The last time U.S. leaders brought home an international climate change agreement, Hagel rallied against it. A member of the U.S. Senate when the Clinton administration signed the Kyoto Protocol calling on wealthy countries to cut emissions, he teamed up with now-deceased Sen. Robert Byrd (D-W.Va.) to sponsor a Senate resolution. The measure declared that the United States would not become a party to any agreement that did not also mandate carbon cuts from developing nations—particularly China. It passed 95-0.
Sources said U.N. climate chief Christiana Figueres pressed personally to have climate change highlighted at the defense meeting, something her staff confirmed
In a statement to ClimateWire, Figueres said, "There is no doubt that runaway climate change threatens the long-term national security of many countries as well as the overall stability of the world. It is therefore critical that military leaders become aware of the risks and start to engage in providing solutions. I welcome the clear statement to this effect from Secretary Hagel."
Holland, who worked for Hagel in the Senate, said despite the secretary's former opposition to Kyoto, the climate road map aligns strongly with his views.
"This is directly in line with what he was working on in the Senate in 2006 and 2007," Holland said, noting that Hagel included in an intelligence authorization bill an amendment asking for a national assessment on climate change.
"He's always said that if the climate is changing, we need to be aware of the national security implications. He's always been more nuanced," he said.

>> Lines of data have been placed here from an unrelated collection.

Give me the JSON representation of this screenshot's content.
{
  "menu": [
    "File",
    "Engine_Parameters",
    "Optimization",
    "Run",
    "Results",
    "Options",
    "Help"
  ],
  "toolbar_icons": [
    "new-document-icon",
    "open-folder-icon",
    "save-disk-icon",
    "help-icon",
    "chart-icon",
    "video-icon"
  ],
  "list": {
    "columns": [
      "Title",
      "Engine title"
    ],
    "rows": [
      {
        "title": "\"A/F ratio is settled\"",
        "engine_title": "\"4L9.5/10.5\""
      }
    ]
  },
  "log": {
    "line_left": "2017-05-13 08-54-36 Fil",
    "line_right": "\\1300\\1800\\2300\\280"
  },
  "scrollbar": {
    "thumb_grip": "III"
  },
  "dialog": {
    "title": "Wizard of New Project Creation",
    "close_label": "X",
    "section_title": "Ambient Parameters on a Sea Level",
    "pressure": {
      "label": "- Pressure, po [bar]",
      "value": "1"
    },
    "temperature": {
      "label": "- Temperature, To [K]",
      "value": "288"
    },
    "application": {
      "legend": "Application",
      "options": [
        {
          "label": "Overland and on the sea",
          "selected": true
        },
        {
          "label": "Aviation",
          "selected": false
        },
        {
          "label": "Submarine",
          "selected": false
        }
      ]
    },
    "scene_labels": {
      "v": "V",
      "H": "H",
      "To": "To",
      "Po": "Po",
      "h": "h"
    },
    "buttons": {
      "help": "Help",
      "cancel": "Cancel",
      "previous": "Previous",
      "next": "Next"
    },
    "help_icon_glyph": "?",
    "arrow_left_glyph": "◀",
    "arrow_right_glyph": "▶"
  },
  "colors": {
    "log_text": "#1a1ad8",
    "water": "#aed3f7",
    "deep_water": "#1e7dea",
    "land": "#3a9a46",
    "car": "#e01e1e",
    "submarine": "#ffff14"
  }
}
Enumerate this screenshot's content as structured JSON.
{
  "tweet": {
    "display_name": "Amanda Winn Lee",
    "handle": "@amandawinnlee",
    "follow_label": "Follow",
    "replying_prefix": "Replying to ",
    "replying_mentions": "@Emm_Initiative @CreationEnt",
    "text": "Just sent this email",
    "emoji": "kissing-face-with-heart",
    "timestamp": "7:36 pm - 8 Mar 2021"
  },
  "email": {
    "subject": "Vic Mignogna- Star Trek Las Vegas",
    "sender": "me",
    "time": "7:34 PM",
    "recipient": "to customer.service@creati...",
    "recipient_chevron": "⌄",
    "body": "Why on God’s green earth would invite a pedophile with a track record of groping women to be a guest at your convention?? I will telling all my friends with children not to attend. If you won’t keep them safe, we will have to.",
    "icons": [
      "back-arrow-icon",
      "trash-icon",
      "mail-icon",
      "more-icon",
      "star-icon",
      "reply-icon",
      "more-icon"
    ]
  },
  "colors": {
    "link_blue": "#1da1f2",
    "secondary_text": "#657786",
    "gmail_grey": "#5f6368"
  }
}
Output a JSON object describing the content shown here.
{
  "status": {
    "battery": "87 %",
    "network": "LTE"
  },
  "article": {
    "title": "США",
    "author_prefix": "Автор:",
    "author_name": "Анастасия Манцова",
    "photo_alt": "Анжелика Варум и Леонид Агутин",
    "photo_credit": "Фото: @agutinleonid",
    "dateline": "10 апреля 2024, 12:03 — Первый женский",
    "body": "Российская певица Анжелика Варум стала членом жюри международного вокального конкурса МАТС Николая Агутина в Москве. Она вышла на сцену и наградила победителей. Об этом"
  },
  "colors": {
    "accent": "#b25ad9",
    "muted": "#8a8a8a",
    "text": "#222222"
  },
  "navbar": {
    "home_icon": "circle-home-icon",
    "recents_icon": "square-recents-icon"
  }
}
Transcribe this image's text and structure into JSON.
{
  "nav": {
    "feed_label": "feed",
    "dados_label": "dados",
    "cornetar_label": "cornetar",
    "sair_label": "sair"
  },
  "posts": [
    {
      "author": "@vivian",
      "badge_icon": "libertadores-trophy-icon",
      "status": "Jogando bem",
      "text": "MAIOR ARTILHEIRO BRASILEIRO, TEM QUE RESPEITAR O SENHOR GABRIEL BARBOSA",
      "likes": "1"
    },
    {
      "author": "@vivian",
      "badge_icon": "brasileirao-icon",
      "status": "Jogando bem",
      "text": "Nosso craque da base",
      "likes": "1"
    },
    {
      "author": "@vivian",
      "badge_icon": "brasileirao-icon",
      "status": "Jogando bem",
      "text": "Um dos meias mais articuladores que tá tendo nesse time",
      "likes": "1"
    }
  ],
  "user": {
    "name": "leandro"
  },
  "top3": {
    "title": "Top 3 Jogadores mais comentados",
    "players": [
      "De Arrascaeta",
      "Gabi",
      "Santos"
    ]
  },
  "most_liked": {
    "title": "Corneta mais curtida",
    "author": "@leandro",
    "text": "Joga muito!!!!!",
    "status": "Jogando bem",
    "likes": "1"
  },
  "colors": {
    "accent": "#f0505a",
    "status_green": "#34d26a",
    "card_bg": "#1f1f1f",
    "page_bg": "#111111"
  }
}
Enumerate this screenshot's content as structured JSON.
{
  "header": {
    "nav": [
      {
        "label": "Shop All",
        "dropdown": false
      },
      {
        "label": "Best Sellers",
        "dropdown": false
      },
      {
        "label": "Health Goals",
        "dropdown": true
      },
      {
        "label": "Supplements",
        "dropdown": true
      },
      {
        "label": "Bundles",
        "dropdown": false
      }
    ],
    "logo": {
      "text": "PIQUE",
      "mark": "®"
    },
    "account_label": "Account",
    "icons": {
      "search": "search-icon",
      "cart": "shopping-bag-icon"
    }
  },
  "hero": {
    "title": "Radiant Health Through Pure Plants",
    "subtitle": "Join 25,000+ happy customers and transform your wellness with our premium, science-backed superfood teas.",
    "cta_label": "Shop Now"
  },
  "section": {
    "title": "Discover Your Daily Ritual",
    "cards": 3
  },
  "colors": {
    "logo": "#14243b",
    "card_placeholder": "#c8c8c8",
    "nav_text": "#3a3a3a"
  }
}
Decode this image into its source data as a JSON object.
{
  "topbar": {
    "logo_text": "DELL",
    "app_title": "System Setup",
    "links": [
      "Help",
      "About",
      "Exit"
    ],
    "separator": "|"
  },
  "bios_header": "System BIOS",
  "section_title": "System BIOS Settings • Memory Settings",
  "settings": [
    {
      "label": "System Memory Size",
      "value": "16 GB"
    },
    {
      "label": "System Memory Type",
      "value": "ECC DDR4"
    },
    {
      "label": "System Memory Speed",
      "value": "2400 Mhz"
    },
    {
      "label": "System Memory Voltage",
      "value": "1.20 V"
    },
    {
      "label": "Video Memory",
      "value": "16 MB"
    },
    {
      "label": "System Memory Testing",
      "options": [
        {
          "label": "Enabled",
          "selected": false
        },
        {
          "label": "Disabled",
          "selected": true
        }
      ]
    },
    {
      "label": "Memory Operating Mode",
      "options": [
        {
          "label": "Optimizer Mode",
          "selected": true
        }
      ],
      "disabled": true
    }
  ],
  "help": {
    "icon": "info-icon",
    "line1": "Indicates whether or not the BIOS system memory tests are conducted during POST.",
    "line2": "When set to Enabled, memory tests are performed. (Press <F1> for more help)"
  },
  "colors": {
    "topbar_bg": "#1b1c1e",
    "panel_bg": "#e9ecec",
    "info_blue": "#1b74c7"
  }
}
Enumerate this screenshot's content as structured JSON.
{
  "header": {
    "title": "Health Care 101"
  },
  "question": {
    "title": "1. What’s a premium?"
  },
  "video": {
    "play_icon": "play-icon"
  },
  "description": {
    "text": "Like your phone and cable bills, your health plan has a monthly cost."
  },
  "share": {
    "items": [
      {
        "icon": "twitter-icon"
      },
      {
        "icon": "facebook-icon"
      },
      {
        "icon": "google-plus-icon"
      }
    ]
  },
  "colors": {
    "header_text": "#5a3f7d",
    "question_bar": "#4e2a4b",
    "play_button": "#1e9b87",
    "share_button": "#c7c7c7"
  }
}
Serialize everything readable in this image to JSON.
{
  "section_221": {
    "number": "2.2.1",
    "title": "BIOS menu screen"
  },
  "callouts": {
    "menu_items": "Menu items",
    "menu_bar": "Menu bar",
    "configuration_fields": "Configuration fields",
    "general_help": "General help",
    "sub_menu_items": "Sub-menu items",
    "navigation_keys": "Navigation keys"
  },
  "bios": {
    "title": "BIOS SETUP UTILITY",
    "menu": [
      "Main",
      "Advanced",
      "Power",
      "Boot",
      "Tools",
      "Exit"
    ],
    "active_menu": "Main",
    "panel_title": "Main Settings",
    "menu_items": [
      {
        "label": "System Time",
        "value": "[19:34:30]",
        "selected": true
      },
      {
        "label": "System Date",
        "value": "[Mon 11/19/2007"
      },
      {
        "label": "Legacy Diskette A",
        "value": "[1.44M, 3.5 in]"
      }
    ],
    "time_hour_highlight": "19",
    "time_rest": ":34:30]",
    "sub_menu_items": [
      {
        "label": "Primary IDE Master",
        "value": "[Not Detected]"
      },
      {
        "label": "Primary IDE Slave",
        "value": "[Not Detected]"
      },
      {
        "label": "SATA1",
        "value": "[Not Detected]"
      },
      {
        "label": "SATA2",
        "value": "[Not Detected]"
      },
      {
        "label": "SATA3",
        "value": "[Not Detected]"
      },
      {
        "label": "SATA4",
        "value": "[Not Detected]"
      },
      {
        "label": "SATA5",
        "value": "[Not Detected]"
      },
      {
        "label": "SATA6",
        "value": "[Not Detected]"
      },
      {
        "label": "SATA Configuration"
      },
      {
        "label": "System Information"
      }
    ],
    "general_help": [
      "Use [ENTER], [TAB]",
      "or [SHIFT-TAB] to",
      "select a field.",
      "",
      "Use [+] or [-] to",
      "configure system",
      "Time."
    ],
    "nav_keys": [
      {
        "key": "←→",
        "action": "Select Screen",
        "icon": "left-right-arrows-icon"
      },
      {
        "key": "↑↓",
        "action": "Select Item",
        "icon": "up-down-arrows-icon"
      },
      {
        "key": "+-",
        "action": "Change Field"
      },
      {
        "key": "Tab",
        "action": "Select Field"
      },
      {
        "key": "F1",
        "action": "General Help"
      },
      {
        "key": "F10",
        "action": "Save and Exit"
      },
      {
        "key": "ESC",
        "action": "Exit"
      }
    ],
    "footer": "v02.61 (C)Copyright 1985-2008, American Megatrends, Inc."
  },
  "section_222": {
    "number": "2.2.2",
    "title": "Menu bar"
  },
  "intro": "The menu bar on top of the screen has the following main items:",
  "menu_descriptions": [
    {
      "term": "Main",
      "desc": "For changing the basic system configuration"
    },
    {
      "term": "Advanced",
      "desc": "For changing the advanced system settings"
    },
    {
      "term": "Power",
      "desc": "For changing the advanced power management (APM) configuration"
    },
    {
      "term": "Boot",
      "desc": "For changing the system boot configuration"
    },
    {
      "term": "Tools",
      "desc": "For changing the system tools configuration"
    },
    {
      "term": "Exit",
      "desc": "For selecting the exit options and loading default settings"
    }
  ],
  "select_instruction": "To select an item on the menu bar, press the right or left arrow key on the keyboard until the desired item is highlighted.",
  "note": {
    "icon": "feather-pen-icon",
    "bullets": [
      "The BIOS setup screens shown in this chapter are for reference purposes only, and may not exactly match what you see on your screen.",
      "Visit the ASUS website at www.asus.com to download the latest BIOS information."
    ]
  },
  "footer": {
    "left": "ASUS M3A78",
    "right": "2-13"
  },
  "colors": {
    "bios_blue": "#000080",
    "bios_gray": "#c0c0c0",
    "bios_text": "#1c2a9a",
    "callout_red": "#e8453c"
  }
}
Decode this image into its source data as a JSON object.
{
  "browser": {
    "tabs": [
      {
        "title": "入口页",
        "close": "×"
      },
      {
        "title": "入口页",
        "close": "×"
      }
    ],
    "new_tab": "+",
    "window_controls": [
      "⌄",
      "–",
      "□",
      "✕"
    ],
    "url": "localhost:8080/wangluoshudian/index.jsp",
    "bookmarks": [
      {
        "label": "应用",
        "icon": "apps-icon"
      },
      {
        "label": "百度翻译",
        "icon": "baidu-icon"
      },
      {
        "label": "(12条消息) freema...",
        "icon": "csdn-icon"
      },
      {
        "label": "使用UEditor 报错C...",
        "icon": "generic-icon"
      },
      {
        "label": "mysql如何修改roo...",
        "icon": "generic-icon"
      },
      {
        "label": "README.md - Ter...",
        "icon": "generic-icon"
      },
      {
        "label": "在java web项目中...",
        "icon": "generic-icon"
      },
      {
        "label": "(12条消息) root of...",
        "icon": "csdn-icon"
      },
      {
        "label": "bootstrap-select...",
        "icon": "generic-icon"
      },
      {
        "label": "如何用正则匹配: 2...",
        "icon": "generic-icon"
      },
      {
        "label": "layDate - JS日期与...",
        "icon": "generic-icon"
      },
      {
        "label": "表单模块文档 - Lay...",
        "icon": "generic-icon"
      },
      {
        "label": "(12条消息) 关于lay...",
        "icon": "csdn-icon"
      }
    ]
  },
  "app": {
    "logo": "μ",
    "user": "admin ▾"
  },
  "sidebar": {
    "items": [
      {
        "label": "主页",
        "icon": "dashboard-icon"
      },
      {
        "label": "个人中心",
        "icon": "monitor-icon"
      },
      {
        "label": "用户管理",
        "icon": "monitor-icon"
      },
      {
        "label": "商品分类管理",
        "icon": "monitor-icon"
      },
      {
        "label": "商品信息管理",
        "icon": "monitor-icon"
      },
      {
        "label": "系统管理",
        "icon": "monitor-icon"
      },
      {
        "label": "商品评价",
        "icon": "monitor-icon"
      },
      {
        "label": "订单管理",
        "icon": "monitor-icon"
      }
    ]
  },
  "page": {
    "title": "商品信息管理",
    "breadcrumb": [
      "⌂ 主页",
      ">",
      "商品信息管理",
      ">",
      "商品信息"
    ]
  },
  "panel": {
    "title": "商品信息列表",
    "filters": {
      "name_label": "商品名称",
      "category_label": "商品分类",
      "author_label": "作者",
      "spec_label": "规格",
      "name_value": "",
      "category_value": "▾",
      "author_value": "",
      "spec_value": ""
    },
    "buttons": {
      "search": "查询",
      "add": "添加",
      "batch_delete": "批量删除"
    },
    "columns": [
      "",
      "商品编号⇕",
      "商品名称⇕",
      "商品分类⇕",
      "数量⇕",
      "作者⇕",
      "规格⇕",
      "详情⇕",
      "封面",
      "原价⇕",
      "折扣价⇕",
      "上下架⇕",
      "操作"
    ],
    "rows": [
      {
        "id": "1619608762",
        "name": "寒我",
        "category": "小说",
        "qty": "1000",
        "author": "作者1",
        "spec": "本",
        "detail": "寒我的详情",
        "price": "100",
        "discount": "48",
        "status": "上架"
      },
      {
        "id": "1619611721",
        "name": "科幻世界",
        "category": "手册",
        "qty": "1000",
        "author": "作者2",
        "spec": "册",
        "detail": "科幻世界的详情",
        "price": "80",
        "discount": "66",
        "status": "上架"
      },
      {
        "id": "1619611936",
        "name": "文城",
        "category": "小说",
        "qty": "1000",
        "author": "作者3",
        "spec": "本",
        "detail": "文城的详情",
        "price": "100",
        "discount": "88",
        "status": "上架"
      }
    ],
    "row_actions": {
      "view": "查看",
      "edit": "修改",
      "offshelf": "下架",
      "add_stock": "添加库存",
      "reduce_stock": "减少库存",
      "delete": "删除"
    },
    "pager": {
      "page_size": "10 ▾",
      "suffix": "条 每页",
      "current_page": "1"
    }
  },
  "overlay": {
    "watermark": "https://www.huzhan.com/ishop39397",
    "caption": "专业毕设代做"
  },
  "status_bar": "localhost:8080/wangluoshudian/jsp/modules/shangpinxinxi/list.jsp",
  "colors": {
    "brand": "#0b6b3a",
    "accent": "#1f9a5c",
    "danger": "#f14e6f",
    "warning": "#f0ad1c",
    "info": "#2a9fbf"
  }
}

Goodman called it an "evolution," and a positive one.
"It's a very responsible one, and one that I hope others will take to heart," she said. "It is possible to evolve in one's thinking, particularly as the evidence mounts. And clearly, the evidence has made abundantly clear to him that climate change is happening now, today, and affecting our troops."
Reprinted from Climatewire with permission from Environment & Energy Publishing, LLC. www.eenews.net, 202-628-6500